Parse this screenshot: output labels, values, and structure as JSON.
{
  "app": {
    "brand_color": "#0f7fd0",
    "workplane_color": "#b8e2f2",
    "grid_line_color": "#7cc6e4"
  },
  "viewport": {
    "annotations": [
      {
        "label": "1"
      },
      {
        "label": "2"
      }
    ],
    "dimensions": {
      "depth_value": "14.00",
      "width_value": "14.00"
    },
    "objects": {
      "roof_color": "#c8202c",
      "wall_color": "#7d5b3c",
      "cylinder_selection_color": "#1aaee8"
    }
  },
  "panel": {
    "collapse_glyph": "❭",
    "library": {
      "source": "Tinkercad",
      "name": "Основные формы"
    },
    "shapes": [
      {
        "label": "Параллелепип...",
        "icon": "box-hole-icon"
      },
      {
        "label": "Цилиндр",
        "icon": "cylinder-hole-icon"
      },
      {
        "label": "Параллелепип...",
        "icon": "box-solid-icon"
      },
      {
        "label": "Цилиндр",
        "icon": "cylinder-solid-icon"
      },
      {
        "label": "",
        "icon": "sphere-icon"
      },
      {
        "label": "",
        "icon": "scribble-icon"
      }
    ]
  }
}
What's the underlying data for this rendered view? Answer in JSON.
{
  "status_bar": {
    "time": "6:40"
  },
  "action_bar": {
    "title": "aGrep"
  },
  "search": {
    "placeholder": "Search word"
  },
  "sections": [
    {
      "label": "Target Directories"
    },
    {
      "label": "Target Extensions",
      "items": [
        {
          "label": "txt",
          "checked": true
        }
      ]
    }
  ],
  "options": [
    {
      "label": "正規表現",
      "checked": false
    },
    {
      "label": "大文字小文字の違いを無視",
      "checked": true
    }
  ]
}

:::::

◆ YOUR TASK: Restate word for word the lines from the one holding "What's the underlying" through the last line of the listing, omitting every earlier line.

◆ OUTPUT FOR THIS TASK:
What's the underlying data for this rendered view? Answer in JSON.
{
  "status_bar": {
    "time": "6:40"
  },
  "action_bar": {
    "title": "aGrep"
  },
  "search": {
    "placeholder": "Search word"
  },
  "sections": [
    {
      "label": "Target Directories"
    },
    {
      "label": "Target Extensions",
      "items": [
        {
          "label": "txt",
          "checked": true
        }
      ]
    }
  ],
  "options": [
    {
      "label": "正規表現",
      "checked": false
    },
    {
      "label": "大文字小文字の違いを無視",
      "checked": true
    }
  ]
}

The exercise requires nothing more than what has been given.